[Provided data Boundary: Start]

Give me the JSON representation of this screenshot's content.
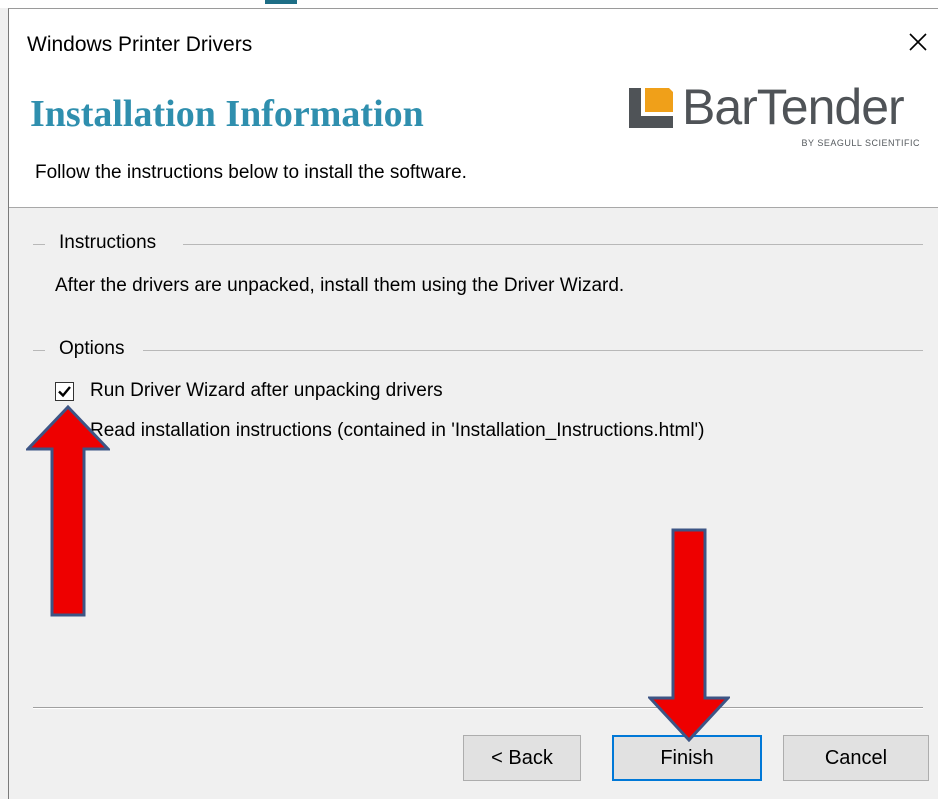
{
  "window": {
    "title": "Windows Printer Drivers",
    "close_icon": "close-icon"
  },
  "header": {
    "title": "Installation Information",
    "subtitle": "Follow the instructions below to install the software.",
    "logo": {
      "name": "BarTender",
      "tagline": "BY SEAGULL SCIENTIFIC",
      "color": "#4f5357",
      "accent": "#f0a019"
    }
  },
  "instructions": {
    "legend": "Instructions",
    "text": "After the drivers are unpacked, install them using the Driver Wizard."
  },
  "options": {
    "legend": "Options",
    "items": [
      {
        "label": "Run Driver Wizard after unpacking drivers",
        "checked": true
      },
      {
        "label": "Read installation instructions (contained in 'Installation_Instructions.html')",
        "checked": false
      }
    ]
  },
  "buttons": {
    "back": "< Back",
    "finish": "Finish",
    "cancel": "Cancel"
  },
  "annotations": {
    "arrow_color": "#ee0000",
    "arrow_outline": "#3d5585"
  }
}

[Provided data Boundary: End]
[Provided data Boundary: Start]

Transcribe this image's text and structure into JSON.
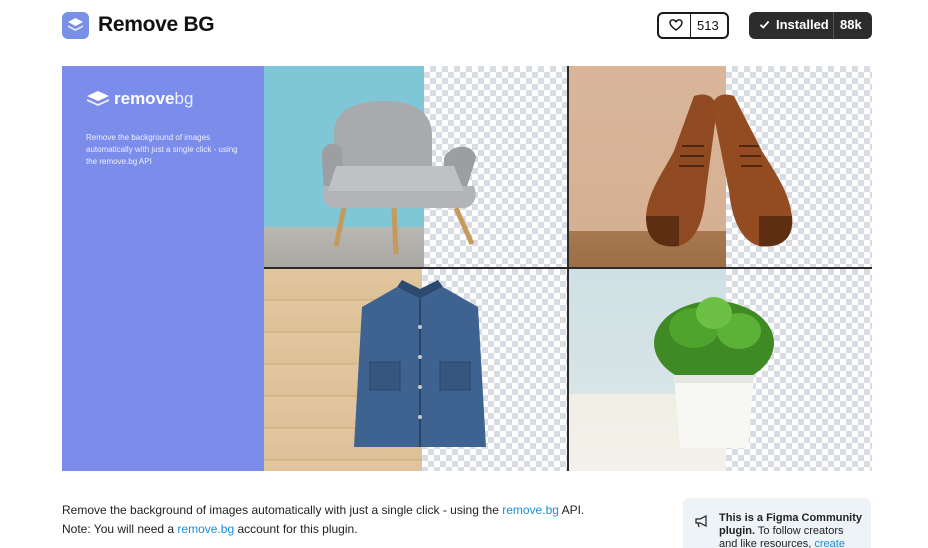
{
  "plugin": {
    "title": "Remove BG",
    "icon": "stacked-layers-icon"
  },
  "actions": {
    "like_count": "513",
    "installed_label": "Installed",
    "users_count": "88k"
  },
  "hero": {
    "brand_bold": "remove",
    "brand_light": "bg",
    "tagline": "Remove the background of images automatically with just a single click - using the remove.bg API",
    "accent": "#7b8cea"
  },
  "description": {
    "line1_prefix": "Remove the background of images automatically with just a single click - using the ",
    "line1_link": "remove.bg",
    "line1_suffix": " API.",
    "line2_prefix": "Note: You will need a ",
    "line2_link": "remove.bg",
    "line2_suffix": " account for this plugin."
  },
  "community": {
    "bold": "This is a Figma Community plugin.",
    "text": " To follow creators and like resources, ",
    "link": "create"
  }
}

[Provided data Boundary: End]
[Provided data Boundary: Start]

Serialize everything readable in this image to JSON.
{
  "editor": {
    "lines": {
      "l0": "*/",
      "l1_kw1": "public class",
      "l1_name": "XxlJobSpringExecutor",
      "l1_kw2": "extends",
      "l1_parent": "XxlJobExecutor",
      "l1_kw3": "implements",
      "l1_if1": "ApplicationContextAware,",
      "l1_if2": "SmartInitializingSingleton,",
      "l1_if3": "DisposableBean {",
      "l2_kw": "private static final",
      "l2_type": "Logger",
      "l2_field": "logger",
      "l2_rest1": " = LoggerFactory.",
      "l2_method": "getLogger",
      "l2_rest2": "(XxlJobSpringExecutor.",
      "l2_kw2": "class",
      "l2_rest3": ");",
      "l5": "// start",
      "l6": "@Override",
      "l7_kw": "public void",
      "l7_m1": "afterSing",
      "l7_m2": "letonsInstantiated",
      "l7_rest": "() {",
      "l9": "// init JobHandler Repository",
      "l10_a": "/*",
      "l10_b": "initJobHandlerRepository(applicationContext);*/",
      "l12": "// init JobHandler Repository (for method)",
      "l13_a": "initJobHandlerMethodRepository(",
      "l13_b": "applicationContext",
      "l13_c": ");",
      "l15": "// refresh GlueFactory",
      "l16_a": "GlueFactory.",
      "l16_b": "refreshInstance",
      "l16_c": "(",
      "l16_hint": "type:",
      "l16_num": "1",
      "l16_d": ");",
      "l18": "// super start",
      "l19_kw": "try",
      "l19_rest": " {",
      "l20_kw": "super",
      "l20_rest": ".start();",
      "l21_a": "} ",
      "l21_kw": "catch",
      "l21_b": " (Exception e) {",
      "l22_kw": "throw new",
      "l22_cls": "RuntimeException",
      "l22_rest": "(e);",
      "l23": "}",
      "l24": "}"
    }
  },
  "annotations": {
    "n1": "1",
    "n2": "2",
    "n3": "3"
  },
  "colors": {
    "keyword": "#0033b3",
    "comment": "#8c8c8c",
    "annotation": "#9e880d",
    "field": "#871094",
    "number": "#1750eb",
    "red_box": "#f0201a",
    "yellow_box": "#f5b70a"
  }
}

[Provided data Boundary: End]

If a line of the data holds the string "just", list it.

- Exercise output:
    "tagline": "Remove the background of images automatically with just a single click - using the remove.bg API",
    "line1_prefix": "Remove the background of images automatically with just a single click - using the ",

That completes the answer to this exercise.